middle loops worked on 1 pair of characters each. there were 4
"pairs" and 1 non pair. Each of these went from 0 to 7. I then
converted these to GMP numbers, and gcd that value with 25000#. If that
succeeded, then I added 2 to each digit, converted it to a GMP, and did
the gcd again. If that also succeeded, then I output the number. It took
about 50 minutes of PII 650 time to run a "range" of 917000
total possible values, which reduced to about 6500 when both numbers
were "factored" to p=25000. A pfgw run took about 2 hours of
PII 400 time.
The first range found no twins, but found 42 prps of the second
number (the number output), I ran the program again with 1003 digit
numbers.
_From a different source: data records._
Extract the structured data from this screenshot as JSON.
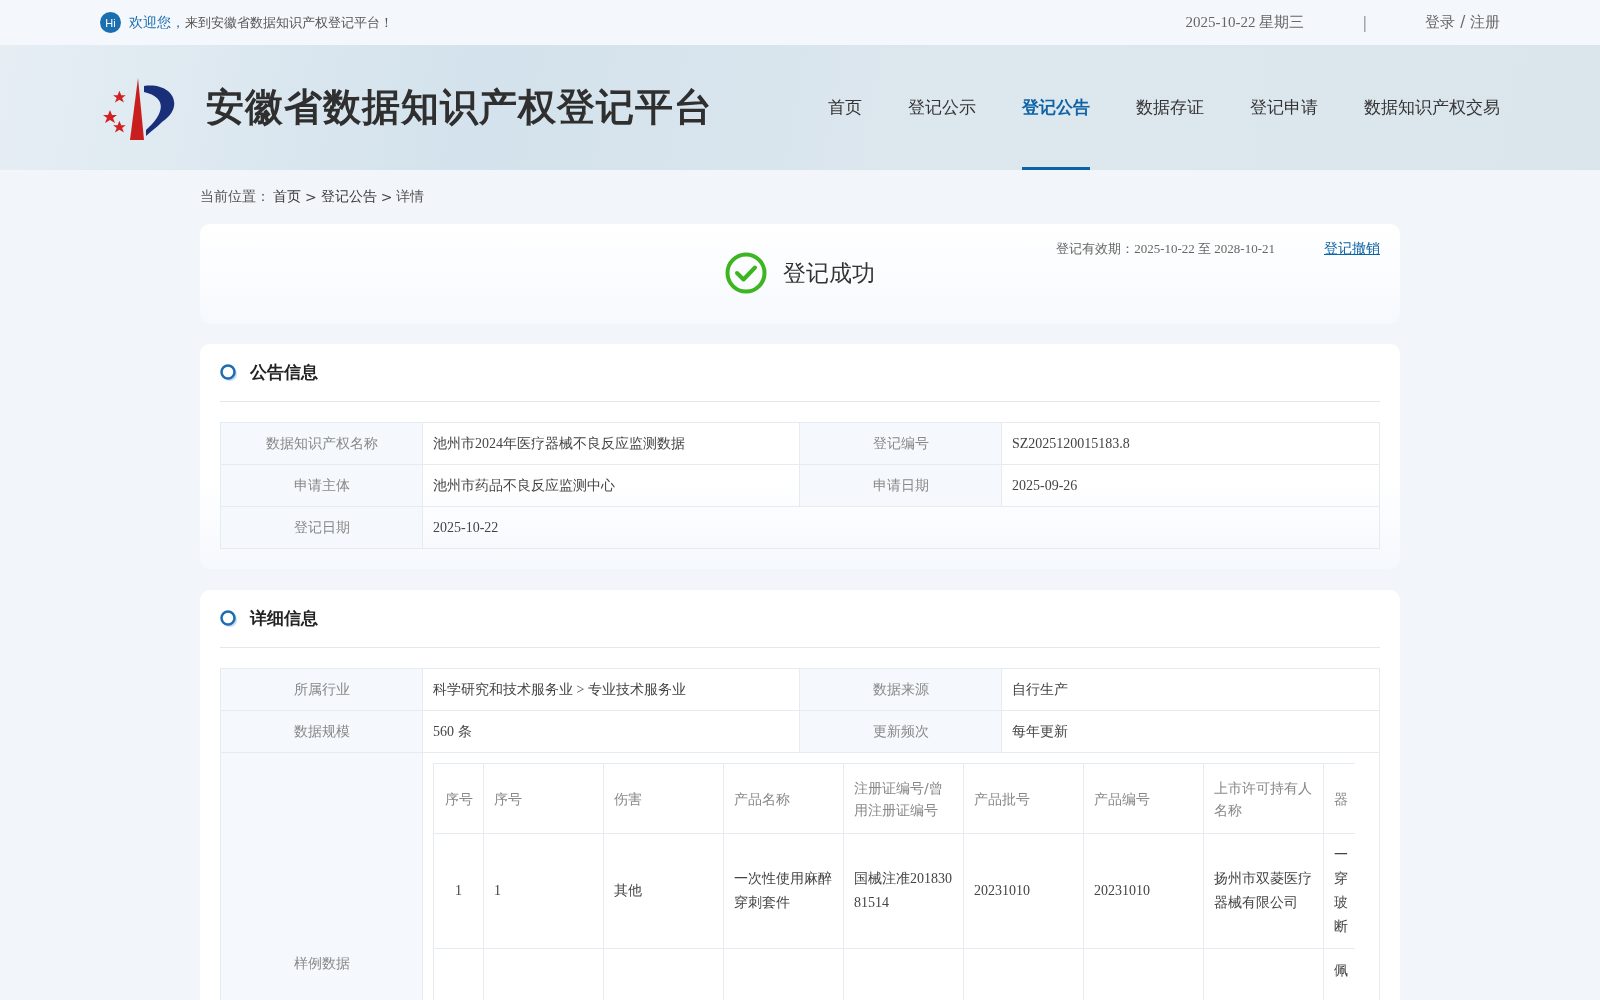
{
  "top_bar": {
    "greeting_badge": "Hi",
    "greeting": "欢迎您，",
    "welcome": "来到安徽省数据知识产权登记平台！",
    "date": "2025-10-22 星期三",
    "divider": "|",
    "login": "登录 / 注册"
  },
  "header": {
    "site_title": "安徽省数据知识产权登记平台",
    "nav": [
      {
        "label": "首页",
        "selected": false
      },
      {
        "label": "登记公示",
        "selected": false
      },
      {
        "label": "登记公告",
        "selected": true
      },
      {
        "label": "数据存证",
        "selected": false
      },
      {
        "label": "登记申请",
        "selected": false
      },
      {
        "label": "数据知识产权交易",
        "selected": false
      }
    ]
  },
  "breadcrumb": {
    "label": "当前位置：",
    "items": [
      {
        "kind": "link",
        "text": "首页"
      },
      {
        "kind": "separator",
        "text": ">"
      },
      {
        "kind": "link",
        "text": "登记公告"
      },
      {
        "kind": "separator",
        "text": ">"
      },
      {
        "kind": "text",
        "text": "详情"
      }
    ]
  },
  "status": {
    "title": "登记成功",
    "validity_label": "登记有效期：",
    "validity_from": "2025-10-22",
    "validity_to_word": "至",
    "validity_to": "2028-10-21",
    "revoke": "登记撤销"
  },
  "notice": {
    "title": "公告信息",
    "rows": [
      {
        "cells": [
          {
            "label": "数据知识产权名称",
            "value": "池州市2024年医疗器械不良反应监测数据"
          },
          {
            "label": "登记编号",
            "value": "SZ2025120015183.8"
          }
        ]
      },
      {
        "cells": [
          {
            "label": "申请主体",
            "value": "池州市药品不良反应监测中心"
          },
          {
            "label": "申请日期",
            "value": "2025-09-26"
          }
        ]
      },
      {
        "cells": [
          {
            "label": "登记日期",
            "value": "2025-10-22"
          }
        ]
      }
    ]
  },
  "details": {
    "title": "详细信息",
    "rows": [
      {
        "cells": [
          {
            "label": "所属行业",
            "value": "科学研究和技术服务业 > 专业技术服务业"
          },
          {
            "label": "数据来源",
            "value": "自行生产"
          }
        ]
      },
      {
        "cells": [
          {
            "label": "数据规模",
            "value": "560 条"
          },
          {
            "label": "更新频次",
            "value": "每年更新"
          }
        ]
      }
    ],
    "sample_label": "样例数据",
    "sample_table": {
      "columns": [
        "序号",
        "序号",
        "伤害",
        "产品名称",
        "注册证编号/曾用注册证编号",
        "产品批号",
        "产品编号",
        "上市许可持有人名称",
        "器"
      ],
      "rows": [
        [
          "1",
          "1",
          "其他",
          "一次性使用麻醉穿刺套件",
          "国械注准20183081514",
          "20231010",
          "20231010",
          "扬州市双菱医疗器械有限公司",
          "一穿玻断"
        ],
        [
          "",
          "",
          "",
          "",
          "",
          "",
          "",
          "",
          "佩"
        ]
      ]
    }
  }
}
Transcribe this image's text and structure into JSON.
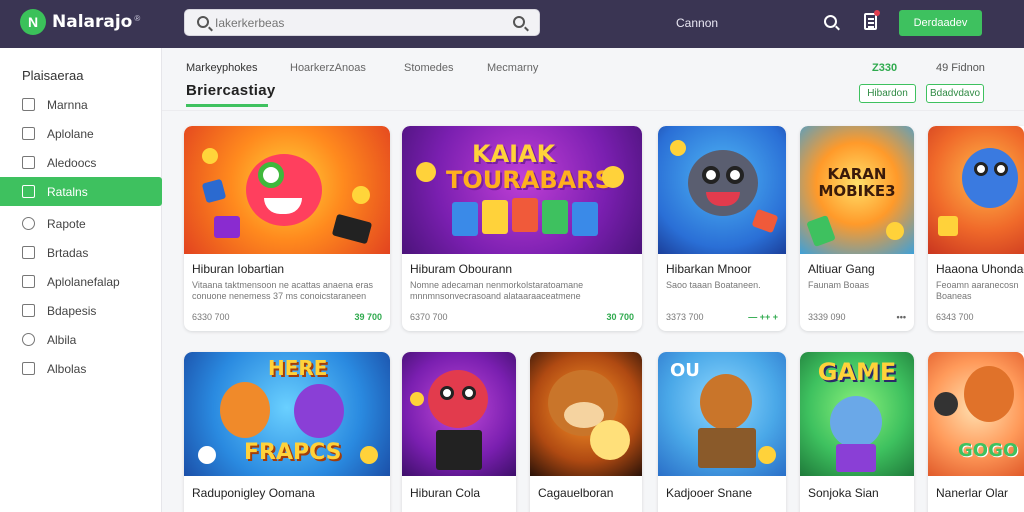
{
  "app": {
    "logo_text": "Nalarajo",
    "logo_mark": "N"
  },
  "topbar": {
    "search_placeholder": "Iakerkerbeas",
    "link": "Cannon",
    "button": "Derdaadev",
    "icons": [
      "search-icon",
      "notifications-icon"
    ]
  },
  "sidebar": {
    "title": "Plaisaeraa",
    "items": [
      {
        "label": "Marnna",
        "icon": "square-icon"
      },
      {
        "label": "Aplolane",
        "icon": "square-icon"
      },
      {
        "label": "Aledoocs",
        "icon": "square-icon"
      },
      {
        "label": "Ratalns",
        "icon": "square-icon",
        "active": true
      },
      {
        "label": "Rapote",
        "icon": "circle-icon"
      },
      {
        "label": "Brtadas",
        "icon": "square-icon"
      },
      {
        "label": "Aplolanefalap",
        "icon": "square-icon"
      },
      {
        "label": "Bdapesis",
        "icon": "square-icon"
      },
      {
        "label": "Albila",
        "icon": "circle-icon"
      },
      {
        "label": "Albolas",
        "icon": "square-icon"
      }
    ]
  },
  "tabs": [
    "Markeyphokes",
    "HoarkerzAnoas",
    "Stomedes",
    "Mecmarny"
  ],
  "section": {
    "title": "Briercastiay",
    "stat_value": "Z330",
    "stat_label": "49 Fidnon",
    "btn1": "Hibardon",
    "btn2": "Bdadvdavo"
  },
  "row1": [
    {
      "title": "Hiburan Iobartian",
      "desc": "Vitaana taktmensoon ne acattas anaena eras conuone nenemess 37 ms conoicstaraneen reoasnecolss Snouras.",
      "meta": "6330 700",
      "meta_r": "39 700"
    },
    {
      "title": "Hiburam Obourann",
      "desc": "Nomne adecaman nenmorkolstaratoamane mnnmnsonvecrasoand alataaraaceatmene earoaasaand naaranoo.",
      "meta": "6370 700",
      "meta_r": "30 700"
    },
    {
      "title": "Hibarkan Mnoor",
      "desc": "Saoo taaan Boataneen.",
      "meta": "3373 700",
      "meta_r": "— ++ +"
    },
    {
      "title": "Altiuar Gang",
      "desc": "Faunam Boaas",
      "meta": "3339 090",
      "meta_r": "•••"
    },
    {
      "title": "Haaona Uhondaoaao",
      "desc": "Feoamn aaranecosn Boaneas",
      "meta": "6343 700",
      "meta_r": ""
    }
  ],
  "row2": [
    {
      "title": "Raduponigley Oomana"
    },
    {
      "title": "Hiburan Cola"
    },
    {
      "title": "Cagauelboran"
    },
    {
      "title": "Kadjooer Snane"
    },
    {
      "title": "Sonjoka Sian"
    },
    {
      "title": "Nanerlar Olar"
    }
  ],
  "art_text": {
    "card2_top": "KAIAK",
    "card2_bottom": "TOURABARS",
    "card4": "KARAN MOBIKE3",
    "row2_card1_top": "HERE",
    "row2_card1_bottom": "FRAPCS",
    "row2_card4": "OU",
    "row2_card5": "GAME",
    "row2_card6": "GOGO"
  },
  "colors": {
    "accent": "#3ec15f",
    "topbar": "#3a3553",
    "active_sidebar": "#3ec15f"
  }
}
It created almost the exact same number of candidates (around
6500). This range also produced nothing more than "single"
prp's. I then ran the range at 1005 digits, and was surprised to get
over 13000 candidates (not sure why). Within this range, I copied the
pfgw.log file when pfgw passed the 4500 line mark (there were about 30
prp's in the file). The second or third number of this list ended up
having the other "twin" being prime.
The nice thing about this was the first number was of the form
10000....000001, a number which cut my proving time in half. Total time
used was probably about equivalent to 5 hours Athlon 750 time. If the
first number would not have been of that form, the time would have been
about 7 hours (2 titanic ECPP proofs)
For The quadruplets, I spent much more time (since my program did not
exit correctly. The first was found after about 44.3 million tests,
while the second was found after 45.2 million. The program pushed up to
90 million before this morning (when I woke up and stopped it ;). there
were no others found. I think my program had a bug, and always put a '0'
'1' '0' in the exact center nut (the value 101010001111111001110101110b
is 88.6 million, which is twice too high, damn them bugs :) If the
program would have exited when it was supposed to (after the first
match), then it would have run about 3 hours. The GMP program did 100%
of the work, since it was faster than PFGW at running PRP's at the 100
digit length.
Total coding time was probably less than an hour, done over lunch and
a break at work.
***